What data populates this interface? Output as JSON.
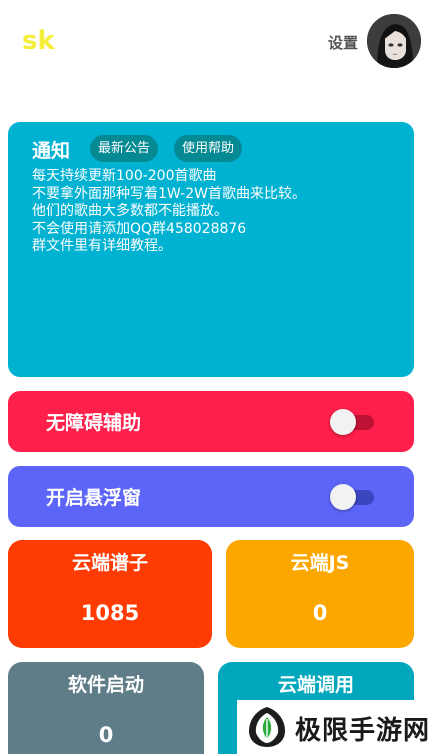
{
  "header": {
    "app_title": "sk",
    "settings_label": "设置"
  },
  "notice": {
    "title": "通知",
    "chips": {
      "latest": "最新公告",
      "help": "使用帮助"
    },
    "lines": [
      "每天持续更新100-200首歌曲",
      "不要拿外面那种写着1W-2W首歌曲来比较。",
      "他们的歌曲大多数都不能播放。",
      "不会使用请添加QQ群458028876",
      "群文件里有详细教程。"
    ]
  },
  "toggles": {
    "accessibility": {
      "label": "无障碍辅助",
      "enabled": false
    },
    "floating_window": {
      "label": "开启悬浮窗",
      "enabled": false
    }
  },
  "stats": {
    "cloud_sheets": {
      "label": "云端谱子",
      "value": "1085"
    },
    "cloud_js": {
      "label": "云端JS",
      "value": "0"
    },
    "app_launches": {
      "label": "软件启动",
      "value": "0"
    },
    "cloud_calls": {
      "label": "云端调用",
      "value": ""
    }
  },
  "watermark": {
    "text": "极限手游网",
    "logo": "leaf-shield-logo"
  },
  "colors": {
    "title_yellow": "#f5ee3a",
    "notice_cyan": "#00b2d2",
    "accessibility_red": "#fe1f4a",
    "floating_indigo": "#5c65f8",
    "sheets_orange": "#fe3b02",
    "js_amber": "#fca700",
    "launch_slate": "#5f7d89",
    "call_teal": "#00a7bd"
  },
  "icons": {
    "avatar": "anime-girl-avatar"
  }
}
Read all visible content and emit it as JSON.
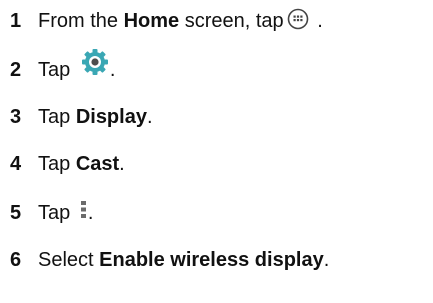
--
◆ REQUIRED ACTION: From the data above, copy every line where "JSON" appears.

◆ OUTPUT FOR THIS EXERCISE:
What data populates this interface? Output as JSON.
Read all visible content and emit it as JSON.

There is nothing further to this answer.